Chamber music among the late Romantics in Russia was largely restricted to the non-nationalist sphere, and even as creative a figure as Rimsky-Korsakov struggled enough that he left the trio recorded here in a draft state (it was completed by Maximilian Steinberg). The exception was the heavily Western-oriented Sergey Taneyev, who wrote a good deal of chamber music and arguably matched his model, the Tchaikovsky Piano Trio in A minor, Op. 50, in his Piano Trio in D major, Op. 22, of 1907. The Leonore Piano Trio, whose pianist is Tim Horton, delivers a strong performance that balances Taneyev's technical, somewhat wonky side with a degree of melodic beauty. Sample the second movement, with its tightly argued set of variations. The Rimsky-Korsakov, as you might expect, is a bit less persuasive, but there are tunes that let you know which composer you're listening to. The Leonore Piano Trio has specialized in neglected repertory of the late Romantics, and these pieces would seem to qualify. The sound from London's All Saints Church is adequate but a bit chilly and vast for the material.

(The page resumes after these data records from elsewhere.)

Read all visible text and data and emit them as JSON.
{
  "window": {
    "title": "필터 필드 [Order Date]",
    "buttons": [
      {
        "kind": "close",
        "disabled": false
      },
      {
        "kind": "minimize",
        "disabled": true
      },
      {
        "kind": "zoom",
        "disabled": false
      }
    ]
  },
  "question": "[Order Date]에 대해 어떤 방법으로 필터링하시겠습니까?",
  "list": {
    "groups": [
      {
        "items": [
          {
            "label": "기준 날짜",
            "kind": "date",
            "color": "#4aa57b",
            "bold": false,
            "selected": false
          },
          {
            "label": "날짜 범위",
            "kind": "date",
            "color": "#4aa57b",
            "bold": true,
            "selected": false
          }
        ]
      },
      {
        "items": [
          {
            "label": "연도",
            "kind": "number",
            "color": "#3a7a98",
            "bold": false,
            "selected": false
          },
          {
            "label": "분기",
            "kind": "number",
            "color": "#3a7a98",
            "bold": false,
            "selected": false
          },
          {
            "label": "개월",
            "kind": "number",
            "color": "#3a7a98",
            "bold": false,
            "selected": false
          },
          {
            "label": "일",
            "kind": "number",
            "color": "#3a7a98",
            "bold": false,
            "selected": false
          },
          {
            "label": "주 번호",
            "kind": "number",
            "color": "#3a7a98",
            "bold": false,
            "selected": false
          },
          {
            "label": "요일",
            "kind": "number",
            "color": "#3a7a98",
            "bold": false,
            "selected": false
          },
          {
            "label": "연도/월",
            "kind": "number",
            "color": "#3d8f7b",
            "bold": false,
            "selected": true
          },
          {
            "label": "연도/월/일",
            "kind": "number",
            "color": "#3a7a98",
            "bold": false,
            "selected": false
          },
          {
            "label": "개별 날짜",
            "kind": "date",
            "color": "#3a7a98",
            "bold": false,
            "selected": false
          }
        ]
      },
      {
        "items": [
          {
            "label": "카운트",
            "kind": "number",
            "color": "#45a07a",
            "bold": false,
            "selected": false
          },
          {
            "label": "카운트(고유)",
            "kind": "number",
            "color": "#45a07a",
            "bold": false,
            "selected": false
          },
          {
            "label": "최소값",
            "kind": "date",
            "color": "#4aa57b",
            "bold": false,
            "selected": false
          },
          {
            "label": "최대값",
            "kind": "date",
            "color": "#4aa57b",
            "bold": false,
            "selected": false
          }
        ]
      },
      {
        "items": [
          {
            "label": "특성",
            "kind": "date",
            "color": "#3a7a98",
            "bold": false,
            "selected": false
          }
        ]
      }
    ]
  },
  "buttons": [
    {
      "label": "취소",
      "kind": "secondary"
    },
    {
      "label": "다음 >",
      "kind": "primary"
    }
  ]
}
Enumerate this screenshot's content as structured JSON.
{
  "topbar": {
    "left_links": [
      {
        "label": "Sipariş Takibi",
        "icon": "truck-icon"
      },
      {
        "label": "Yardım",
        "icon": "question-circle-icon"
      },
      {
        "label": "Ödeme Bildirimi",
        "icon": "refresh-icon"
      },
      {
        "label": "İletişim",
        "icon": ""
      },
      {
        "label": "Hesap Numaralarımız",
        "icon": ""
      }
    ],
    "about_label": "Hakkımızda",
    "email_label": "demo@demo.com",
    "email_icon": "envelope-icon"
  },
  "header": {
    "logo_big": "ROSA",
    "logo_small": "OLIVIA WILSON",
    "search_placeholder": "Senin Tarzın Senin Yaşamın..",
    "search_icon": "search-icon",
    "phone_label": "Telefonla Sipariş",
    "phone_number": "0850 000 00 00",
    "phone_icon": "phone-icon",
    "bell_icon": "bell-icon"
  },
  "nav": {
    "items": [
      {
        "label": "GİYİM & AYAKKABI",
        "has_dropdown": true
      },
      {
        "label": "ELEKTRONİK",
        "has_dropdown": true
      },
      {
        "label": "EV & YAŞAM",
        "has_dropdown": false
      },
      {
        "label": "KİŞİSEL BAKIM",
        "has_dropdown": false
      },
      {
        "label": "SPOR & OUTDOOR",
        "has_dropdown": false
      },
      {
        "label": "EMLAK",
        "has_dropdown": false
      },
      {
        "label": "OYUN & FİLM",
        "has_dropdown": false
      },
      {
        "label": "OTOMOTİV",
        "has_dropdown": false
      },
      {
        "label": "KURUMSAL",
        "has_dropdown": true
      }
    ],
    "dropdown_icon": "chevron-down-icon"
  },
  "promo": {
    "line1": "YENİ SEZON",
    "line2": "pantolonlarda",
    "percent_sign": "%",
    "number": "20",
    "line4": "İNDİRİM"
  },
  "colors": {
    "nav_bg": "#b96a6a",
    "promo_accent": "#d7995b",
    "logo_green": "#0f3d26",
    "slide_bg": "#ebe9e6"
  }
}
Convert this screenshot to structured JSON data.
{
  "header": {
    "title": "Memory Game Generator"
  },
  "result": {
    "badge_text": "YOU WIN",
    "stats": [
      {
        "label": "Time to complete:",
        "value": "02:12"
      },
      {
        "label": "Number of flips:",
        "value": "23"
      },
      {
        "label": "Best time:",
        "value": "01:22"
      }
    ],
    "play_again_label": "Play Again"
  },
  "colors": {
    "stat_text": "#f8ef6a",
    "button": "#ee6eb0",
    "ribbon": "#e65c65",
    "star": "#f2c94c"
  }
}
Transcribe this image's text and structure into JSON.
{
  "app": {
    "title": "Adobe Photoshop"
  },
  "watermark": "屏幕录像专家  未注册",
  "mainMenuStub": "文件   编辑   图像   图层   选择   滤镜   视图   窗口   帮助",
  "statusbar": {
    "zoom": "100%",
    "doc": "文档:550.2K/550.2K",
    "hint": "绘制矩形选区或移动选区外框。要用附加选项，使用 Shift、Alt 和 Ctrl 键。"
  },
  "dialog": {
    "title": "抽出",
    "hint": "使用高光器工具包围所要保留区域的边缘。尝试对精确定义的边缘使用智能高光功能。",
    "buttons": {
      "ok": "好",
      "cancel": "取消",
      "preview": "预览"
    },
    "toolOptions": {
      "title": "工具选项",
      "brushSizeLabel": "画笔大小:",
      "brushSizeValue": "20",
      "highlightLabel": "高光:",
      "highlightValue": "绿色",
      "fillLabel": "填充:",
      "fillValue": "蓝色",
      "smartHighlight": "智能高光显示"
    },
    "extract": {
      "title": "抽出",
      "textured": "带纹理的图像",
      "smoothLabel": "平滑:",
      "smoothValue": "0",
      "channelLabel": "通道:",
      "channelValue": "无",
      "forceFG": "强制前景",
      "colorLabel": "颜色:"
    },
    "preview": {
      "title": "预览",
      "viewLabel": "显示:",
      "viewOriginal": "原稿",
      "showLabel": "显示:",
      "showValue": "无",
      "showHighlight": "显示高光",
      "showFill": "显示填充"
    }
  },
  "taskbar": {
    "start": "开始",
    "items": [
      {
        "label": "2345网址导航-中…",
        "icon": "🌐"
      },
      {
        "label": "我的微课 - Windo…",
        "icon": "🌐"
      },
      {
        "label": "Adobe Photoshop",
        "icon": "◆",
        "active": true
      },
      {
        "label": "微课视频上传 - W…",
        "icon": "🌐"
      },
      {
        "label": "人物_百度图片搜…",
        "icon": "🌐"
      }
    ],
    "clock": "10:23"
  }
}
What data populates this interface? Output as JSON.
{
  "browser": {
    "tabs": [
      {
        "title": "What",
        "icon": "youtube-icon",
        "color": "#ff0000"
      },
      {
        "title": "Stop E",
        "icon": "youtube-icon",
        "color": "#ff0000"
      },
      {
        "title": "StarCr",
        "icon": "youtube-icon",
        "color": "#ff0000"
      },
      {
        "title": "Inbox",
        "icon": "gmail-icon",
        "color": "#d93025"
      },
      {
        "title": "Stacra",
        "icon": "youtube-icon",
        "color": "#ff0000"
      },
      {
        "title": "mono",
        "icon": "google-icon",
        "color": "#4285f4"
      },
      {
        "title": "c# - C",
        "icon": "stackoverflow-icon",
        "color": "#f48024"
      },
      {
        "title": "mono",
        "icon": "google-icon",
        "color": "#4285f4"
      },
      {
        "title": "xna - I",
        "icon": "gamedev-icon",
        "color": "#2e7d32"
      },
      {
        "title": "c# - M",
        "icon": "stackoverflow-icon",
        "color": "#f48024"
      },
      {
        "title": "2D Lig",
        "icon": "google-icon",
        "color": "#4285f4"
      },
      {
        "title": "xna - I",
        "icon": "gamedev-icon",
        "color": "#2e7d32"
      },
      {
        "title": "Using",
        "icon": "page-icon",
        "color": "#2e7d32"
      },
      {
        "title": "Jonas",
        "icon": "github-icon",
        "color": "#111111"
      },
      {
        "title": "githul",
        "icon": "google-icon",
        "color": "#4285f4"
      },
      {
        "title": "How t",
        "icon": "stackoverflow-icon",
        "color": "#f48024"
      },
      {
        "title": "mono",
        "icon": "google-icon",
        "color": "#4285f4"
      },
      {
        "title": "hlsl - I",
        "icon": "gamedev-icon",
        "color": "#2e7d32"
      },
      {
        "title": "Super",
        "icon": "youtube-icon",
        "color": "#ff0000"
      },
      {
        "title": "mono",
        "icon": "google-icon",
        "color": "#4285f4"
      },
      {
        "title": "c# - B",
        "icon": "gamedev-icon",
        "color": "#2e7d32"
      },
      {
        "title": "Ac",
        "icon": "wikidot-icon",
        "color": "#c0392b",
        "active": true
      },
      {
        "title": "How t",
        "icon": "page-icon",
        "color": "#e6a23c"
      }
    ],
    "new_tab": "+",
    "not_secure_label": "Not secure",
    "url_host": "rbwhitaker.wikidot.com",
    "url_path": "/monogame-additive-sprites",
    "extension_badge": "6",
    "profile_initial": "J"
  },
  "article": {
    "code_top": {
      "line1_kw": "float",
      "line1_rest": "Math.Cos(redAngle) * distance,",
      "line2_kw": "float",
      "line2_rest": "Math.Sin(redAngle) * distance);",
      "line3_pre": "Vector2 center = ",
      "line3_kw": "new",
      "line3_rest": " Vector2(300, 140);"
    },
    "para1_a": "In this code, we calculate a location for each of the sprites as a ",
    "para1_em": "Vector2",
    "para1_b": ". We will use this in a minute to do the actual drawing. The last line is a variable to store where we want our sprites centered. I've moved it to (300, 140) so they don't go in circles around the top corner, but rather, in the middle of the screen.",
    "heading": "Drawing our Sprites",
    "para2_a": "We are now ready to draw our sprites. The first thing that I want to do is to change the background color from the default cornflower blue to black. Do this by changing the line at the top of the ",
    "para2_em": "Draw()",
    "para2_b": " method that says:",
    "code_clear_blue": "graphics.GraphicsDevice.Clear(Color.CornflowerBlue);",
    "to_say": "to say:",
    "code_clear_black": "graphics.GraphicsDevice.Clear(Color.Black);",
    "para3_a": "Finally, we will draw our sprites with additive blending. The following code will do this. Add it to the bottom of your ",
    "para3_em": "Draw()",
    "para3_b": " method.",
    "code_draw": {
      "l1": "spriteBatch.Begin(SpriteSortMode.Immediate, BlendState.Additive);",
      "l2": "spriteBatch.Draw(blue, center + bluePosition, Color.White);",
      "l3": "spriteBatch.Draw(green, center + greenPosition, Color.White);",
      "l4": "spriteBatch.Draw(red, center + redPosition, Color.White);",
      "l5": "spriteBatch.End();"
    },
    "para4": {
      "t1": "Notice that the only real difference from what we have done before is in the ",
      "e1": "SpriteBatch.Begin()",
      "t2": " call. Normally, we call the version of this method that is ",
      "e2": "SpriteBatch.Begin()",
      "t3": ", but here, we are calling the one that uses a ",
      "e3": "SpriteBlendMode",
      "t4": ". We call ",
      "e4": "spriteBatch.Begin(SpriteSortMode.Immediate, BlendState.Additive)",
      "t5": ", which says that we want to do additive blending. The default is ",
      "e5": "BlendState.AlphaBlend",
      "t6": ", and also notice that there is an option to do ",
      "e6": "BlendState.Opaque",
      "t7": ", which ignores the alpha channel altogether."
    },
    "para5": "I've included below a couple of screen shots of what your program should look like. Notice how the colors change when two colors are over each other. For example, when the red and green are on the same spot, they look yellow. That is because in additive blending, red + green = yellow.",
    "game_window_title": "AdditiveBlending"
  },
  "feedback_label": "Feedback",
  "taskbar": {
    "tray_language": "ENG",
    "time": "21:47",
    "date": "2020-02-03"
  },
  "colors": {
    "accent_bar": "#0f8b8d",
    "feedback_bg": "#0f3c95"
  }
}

AllMusic Review by James Manheim
|Piano Trio in D major Op. 22|
|Piano Trio in C minor|